A brief guide to installing Linux on a Toshiba Qosmio G35-AV600 <-- Back to CliffordTheEvilRedDog
1. Hibernation does not work - not sure why yet... however suspend does work.
2. The built in dvd player probably does not work now that I have wiped out the primary and secondary hard drives ... dont care, dont need it. ( The AV600 can be used as a dvd player when closed... handy but not necessary... )
3. The BIOS utility can only be accessed via a windows based application. If you wipe out windows on your primary drive, you loose this. I wonder if this could possibly run under wine?... may try at some point. An alternative is to do a dual-boot installation.
4. The default nvidia driver does not provide all 3D acceleration functionality... to get this, you need to install a package called "NVidia binary X.Org driver (New Driver)". To install this, go to add/remove programs ( or Adept Installer ) , and do a search on "nvidia". IN the left column click on "System". Check the component and click on Next.

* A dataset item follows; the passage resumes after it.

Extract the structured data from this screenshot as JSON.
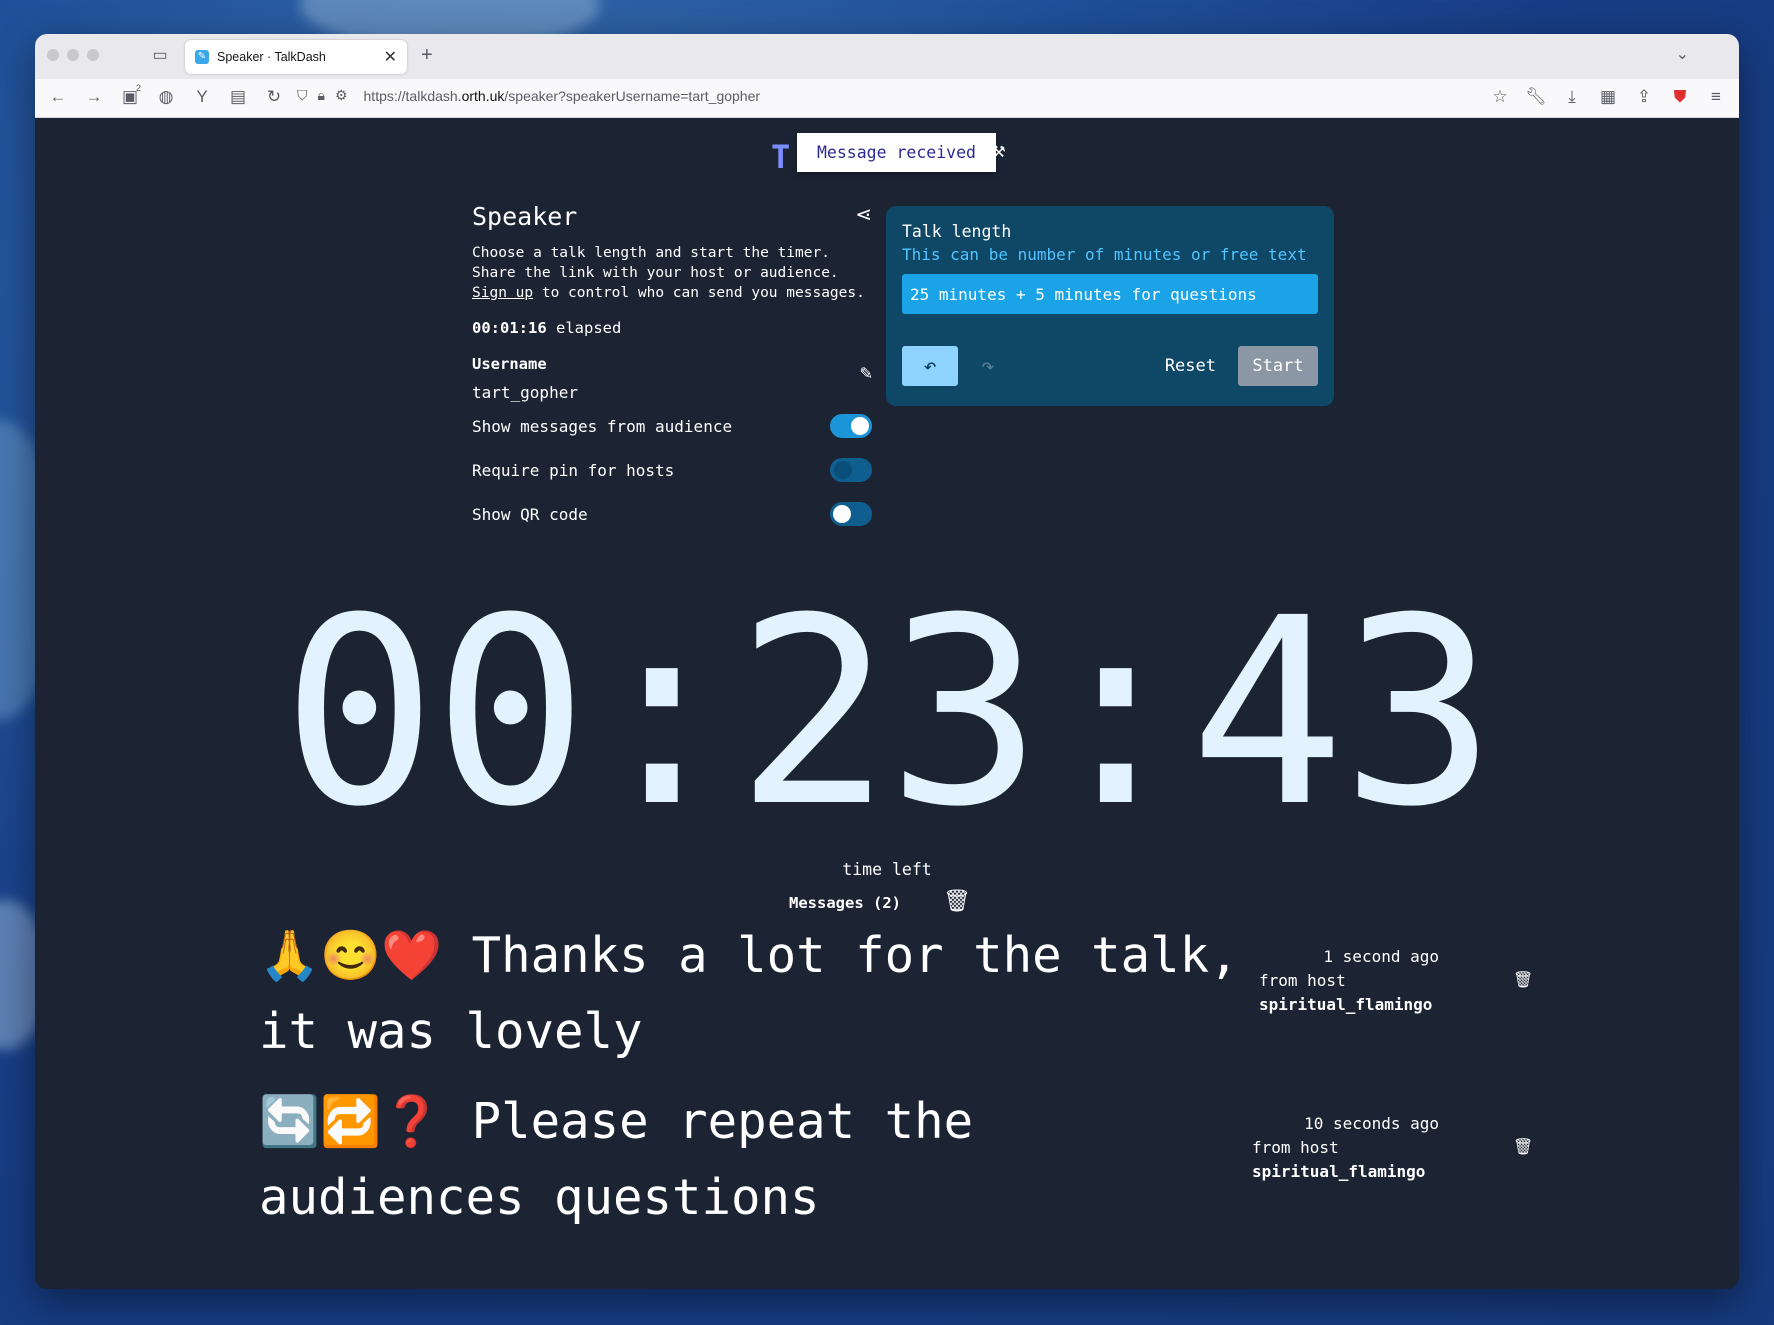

To test the change in drivers, reboot the machine and run glxgears from a terminal. You should see a frame rate of approx 2000 FPS (Assuming you to change the default size of the glxgears window).
5. The biometric finger scanner does not work... I don't know if there is software for this that can be installed... Perhaps in the future... Don't really care about it since I don't use it. I did not find it to be very reliable under windows anyway.
If you want to test it out for functionality/compatability before committing, boot your laptop off the Ubuntu 7.10 cd. You can run a live cd session, however performance will be lame since your running off a cd-rom. To install just double click the install icon on the desktop. Once linux is installed to the hard drive you will see that the performance is on par with windows... (I'm not about to start comparing Windows with Linux ).
The Ubuntu 7.10 CD ( Aka Gusty Gibbon ) can be downloaded from Distrowatch.org, Ubuntu.com, or other sites... The Kubuntu cd is the same as Ubuntu except Kubuntu uses the KDE desktop while the Ubuntu cd uses the Gnome desktop.
If you try to do a dual boot installation, you will find that if you boot off drive A, you cannot boot an os thats installed on drive B and vice versa.. This is odd but we can work around it by manuall selecting the boot device when the laptop first starts... here's how.
Your C drive is your primary drive, in Linux parlance, this is /dev/sda ( the first partition on this disk is /dev/sda1 )
Your D drive is your secondary drive, in Linux parlance, this is /dev/sdb ( the first partition on this disk is /dev/sdb2 )
1. Make sure you do not have anything on your D: drive - we will wipe this out and install ubuntu to drive 2 ( D drive ).
2. Boot off the 7.10 cd. When you get the desktop up, you will see an install icon. Wait for the cd to stop spinning... and double click the install icon on the desktop... when asked where to install the os, tell it /dev/sdb1. You want the boot record to be on /dev/sdb, not /dev/sda. We dont want to touch /dev/sda if we are going to preserve windows.... ( Did I mention that you should back up your laptop and ensure you have your recovery cd's handy prior to doing all this ? )
3. When done with the install it will attempt to reboot... Do not remove the cd yet.
4. you will see a black or brown screen with the ubunu logo and and full progress bar that gradually turns black ( from left to right )... when it finally goes dark, i believe it will eject the cd ( dont remember)... anyway, this would be the time to remove it.
5. Now it time to boot up.... because your master boot record is on /dev/sda ( C: Drive ), your laptop will just go windows ( as if linux was not there )... turn the laptop off and turn it back on ( but be prepared to hit the F10 key ), as soon as you see the disc icons on the bottom of the screen (before windows boots ), hit the F10 key. You can not select which device to boot from... hit the right arrow once to select your secondary drive and hit enter. you should now see a grub boot screen... press enter to select the top item...
So given this dual boot configuration, you can boot into linux by manually hitting F10, changing to drive D: and pressing enter... If you dont do this, windows will boot by default.
If you want linux to boot by default, then just boot back into windows, open the bios utility, and tell it to use the secondary drive as the boot device.
ps - I found that an OOB install of openSuse 7.3 works too.
Upgrade to Ubuntu 8.04 worked fine - the only snafu I encountered was with the PREEMPT_RT Kernel patch. I found that with the PREEMPT_RT patch installed, after upgrading the boot menu showed options for booting 804 with rt, and a generic install of 8.04. The rt image got hund when starting kde. The generic image worked fine.